> **The task**:
Please return all lines from the records below that include the string "STUFF".

(Website and app data records)
● ● ● ● ● ● ●

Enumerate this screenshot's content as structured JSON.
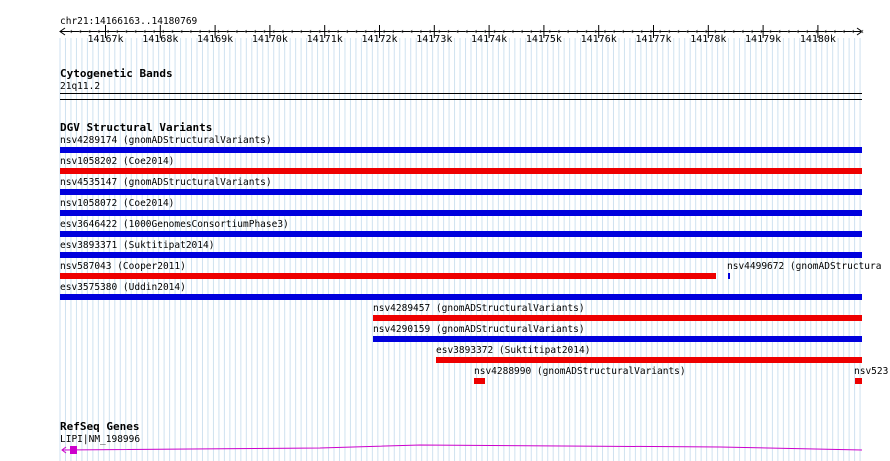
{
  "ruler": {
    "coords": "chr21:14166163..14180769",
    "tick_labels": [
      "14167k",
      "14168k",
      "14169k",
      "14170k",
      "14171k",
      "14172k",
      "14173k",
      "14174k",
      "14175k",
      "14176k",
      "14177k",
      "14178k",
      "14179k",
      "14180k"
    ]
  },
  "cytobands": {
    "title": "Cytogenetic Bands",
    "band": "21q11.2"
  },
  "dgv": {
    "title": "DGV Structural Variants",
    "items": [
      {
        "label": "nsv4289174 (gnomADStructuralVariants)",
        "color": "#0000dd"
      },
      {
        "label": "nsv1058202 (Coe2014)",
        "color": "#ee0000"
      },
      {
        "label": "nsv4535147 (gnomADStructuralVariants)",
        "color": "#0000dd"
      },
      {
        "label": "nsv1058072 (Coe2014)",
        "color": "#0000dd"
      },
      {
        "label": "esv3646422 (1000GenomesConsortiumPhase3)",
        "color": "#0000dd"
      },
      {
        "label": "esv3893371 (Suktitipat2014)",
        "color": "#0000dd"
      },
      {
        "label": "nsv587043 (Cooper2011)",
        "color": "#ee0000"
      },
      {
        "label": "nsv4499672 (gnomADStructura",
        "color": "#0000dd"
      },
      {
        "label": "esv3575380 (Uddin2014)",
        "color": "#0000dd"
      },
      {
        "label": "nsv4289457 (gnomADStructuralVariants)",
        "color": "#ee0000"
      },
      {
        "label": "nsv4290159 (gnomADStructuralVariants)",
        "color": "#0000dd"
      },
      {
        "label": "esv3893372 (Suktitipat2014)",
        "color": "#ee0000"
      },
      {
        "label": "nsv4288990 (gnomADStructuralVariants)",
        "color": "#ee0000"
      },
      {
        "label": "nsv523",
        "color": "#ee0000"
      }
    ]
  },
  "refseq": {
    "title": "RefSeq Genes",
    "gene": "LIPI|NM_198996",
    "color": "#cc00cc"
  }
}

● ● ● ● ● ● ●

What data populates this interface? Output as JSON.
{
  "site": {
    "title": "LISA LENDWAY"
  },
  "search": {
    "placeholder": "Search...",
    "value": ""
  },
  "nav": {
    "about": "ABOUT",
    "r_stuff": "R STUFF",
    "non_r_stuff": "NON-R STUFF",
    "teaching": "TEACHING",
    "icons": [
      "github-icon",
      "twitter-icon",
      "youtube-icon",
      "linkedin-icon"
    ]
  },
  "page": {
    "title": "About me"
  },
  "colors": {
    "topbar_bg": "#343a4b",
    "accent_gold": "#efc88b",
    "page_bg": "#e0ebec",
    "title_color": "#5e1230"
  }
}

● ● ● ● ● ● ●

> **Answer box**:
    "r_stuff": "R STUFF",
    "non_r_stuff": "NON-R STUFF",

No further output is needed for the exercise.